1930 – John Grant, Scottish author, children’s writer, illustrator, and broadcaster who was best known as the author of the Littlenose series of children’s stories.
1932 – Tavo Burat, Italian writer, poet, journalist, and ecologist who spent much of his career promoting the Piedmontese language.
1933 – Arnold Lobel, Caldecott Medal-winning U.S. children’s author and illustrator, known for the “Frog and Toad” picture books.
1934 – Gary Wills, Pulitzer Prize-winning U.S. author, journalist, and historian who specializes in U.S. history, politics, and religion, especially the history of the Roman Catholic Church; he is best known for his book, Lincoln at Gettysburg: The Words That Remade America.
1942 – Souad Al-Sabah, Kuwaiti economist, writer and poet; in her work, she expresses the concerns of Arabic women in general and Kuwaiti women in particular, and presents the dualities of life and death, men and women, and treachery and loyalty.
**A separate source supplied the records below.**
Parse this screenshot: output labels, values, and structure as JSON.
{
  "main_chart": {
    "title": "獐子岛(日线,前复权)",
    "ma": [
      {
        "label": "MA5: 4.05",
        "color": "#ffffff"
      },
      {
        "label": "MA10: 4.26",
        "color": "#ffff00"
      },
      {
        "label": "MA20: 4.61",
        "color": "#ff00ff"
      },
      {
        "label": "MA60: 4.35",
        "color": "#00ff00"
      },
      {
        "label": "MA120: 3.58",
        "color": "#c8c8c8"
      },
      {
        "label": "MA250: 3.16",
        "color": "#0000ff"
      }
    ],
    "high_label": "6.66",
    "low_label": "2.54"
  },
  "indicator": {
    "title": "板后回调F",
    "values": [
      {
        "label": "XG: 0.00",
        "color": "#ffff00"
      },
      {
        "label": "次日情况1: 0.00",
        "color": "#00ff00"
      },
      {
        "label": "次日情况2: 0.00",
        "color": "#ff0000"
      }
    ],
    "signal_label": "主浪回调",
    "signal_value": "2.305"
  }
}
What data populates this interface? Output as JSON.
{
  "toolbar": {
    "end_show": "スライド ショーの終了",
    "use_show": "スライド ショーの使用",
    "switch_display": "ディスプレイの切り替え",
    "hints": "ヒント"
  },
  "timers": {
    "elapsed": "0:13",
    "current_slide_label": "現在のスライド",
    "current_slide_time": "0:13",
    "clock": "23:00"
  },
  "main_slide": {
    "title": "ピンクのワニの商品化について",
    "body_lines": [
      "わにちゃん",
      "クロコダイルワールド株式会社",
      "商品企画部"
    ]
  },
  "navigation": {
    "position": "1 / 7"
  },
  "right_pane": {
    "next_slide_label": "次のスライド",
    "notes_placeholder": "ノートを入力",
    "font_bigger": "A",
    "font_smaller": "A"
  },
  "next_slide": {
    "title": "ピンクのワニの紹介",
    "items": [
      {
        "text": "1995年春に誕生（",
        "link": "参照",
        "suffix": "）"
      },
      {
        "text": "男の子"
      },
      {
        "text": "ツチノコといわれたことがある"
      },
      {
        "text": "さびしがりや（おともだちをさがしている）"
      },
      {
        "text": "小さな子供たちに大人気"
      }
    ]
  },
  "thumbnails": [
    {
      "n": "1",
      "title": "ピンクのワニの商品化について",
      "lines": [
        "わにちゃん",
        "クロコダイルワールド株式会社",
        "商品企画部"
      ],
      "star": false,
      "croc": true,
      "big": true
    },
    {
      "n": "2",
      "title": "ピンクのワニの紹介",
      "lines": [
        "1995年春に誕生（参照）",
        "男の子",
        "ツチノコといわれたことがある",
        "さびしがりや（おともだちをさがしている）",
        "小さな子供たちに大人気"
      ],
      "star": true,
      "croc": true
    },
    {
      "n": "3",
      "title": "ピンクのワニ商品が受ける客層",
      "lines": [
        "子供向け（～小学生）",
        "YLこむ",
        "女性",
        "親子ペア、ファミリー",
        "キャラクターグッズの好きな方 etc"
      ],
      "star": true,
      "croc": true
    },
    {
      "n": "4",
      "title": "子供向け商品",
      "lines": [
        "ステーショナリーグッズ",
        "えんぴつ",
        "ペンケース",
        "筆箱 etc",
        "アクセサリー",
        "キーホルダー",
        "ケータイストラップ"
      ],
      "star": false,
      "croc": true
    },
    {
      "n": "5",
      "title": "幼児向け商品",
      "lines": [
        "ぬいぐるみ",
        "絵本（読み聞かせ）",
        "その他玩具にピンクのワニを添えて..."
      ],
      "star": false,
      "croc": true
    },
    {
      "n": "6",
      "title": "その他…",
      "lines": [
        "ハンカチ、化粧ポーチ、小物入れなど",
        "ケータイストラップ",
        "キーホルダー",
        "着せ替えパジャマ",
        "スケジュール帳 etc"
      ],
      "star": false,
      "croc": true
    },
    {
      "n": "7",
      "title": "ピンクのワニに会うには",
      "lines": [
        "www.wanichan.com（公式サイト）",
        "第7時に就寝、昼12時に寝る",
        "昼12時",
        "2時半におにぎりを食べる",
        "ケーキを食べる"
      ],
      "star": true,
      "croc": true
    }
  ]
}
1943 – Lisa Carducci (also known as Li Shasha), award-winning Canadian writer, short-story writer, poet, and translator of Italian descent, living in China.
1944 – Lynn Barber, British journalist, magazine writer, editor, and memoirist.
1944 – John Flanagan, Australian fantasy writer who is best known for his medieval fantasy series, the Ranger’s Apprentice.
1947 – Anthony Holden, British author, literary critic, translator, biographer, broadcaster, and poker player who was first president of the International Federation of Poker.
1950 – Irène Frain (née Le Pohon), French novelist, journalist, and historian.
1951 – Coral Bracho, award-winning Mexican poet, linguist, and translator.
1954 – Katalin Lévai, Hungarian writer, novelist, and liberal politician who is a Member of the European Parliament and one of Hungary’s most fervent supporters of same-sex marriage, gender equality, and full access for people with disabilities.
1957 – Katrin Ottarsdóttir, award-winning Faroese poet, novelist, short-story writer, screenwriter, film director, and actress whose work prominently features her native Faroe Islands, which make up an autonomous territory within the Kingdom of Denmark.
1959 – Andy Andrews, U.S. novelist, self-help author, and motivational speaker.
1959 – Tosca Reno, Canadian nutrition expert, wellness advocate, and author of bestselling health-related books.
1961 – Anique Poitras, award-winning Canadian writer, poet, and lecturer whose work was aimed mostly at adolescent readers.
1962 – José Manuel Prieto, award-winning Cuban writer, novelist, translator, and scholar.
1972 – Max Brooks, U.S. horror author, screenwriter, and actor; he is the son of comedy filmmaker Mel Brooks and actress Anne Bancroft.
1975 – Inés Bortagaray Sabarrós, award-winning Uruguayan author, short-story writer, and screenwriter.
1976 – Shane Koyczan, Canadian poet and “talk rock” artist.
1976 – Ingrid Storholmen, Norwegian poet, novelist, and literary critic.
1978 – Tansy Rayner Roberts, award-winning Australian fantasy writer who has published short stories, novels, and children’s fiction; she also writes crime fiction under the name Livia Day.